◆ **WORK ITEM**: Give back a single figure: the number of lines in the entries below that contain "Send".

◆ **GIVEN ENTRIES**:
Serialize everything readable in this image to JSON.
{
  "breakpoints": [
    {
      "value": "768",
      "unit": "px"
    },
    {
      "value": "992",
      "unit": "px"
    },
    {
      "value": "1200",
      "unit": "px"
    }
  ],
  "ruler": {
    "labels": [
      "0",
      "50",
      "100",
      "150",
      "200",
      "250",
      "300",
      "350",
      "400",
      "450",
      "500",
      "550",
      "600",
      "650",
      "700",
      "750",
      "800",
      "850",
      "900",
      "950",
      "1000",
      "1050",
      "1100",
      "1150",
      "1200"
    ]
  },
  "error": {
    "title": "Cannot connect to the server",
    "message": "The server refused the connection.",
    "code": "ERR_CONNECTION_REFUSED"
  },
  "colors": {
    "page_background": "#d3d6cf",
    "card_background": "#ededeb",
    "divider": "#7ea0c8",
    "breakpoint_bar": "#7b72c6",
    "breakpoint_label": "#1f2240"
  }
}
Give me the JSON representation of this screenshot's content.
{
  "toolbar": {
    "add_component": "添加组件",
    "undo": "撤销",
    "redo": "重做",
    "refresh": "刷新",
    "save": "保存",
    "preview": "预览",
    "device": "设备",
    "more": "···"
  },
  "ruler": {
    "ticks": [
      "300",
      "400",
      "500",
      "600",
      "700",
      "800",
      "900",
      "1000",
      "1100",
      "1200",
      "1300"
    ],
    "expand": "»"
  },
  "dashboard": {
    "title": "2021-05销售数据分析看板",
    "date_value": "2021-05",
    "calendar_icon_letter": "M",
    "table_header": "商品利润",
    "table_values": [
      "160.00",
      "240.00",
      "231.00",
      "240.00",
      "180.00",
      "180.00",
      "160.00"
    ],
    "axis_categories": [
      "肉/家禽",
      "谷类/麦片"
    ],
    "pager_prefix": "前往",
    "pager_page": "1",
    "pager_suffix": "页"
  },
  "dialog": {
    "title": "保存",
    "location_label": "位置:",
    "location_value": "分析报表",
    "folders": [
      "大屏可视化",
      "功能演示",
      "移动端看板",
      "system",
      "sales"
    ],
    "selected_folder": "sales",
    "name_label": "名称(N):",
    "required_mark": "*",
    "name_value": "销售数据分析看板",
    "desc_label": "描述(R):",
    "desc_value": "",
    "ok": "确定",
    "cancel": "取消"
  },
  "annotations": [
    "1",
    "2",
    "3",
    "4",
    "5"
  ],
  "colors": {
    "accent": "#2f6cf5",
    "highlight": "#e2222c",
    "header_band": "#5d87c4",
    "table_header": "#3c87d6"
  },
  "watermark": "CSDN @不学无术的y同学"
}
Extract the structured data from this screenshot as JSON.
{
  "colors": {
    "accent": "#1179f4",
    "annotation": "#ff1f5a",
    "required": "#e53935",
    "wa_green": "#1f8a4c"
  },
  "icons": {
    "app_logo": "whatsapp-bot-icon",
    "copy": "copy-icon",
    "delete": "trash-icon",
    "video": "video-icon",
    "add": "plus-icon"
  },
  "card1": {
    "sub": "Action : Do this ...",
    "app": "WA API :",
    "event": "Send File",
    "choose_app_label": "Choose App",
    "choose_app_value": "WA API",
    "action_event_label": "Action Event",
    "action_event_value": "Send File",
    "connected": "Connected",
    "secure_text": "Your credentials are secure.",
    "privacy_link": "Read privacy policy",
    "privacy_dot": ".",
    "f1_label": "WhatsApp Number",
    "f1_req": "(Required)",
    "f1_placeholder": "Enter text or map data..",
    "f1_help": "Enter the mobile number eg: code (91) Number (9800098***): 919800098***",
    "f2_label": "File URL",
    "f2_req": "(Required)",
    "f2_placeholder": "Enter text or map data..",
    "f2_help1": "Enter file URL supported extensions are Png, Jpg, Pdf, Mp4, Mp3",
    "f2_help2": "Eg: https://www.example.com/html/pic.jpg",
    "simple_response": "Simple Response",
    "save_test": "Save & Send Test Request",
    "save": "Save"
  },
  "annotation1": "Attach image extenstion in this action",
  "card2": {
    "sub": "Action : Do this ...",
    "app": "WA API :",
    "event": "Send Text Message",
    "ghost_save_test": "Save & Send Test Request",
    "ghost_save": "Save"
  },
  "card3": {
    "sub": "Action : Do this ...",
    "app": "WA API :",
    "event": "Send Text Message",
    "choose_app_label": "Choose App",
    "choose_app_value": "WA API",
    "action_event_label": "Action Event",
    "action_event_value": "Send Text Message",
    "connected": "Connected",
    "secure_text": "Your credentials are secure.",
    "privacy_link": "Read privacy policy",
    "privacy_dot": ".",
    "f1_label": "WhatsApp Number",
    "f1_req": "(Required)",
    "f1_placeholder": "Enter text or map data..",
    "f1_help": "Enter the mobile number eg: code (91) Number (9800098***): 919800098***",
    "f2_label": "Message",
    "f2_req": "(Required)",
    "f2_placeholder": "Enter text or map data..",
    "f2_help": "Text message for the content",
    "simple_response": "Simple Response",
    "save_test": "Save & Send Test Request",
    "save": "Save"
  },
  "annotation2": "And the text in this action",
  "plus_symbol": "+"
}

◆ **EXERCISE SOLUTION**: 8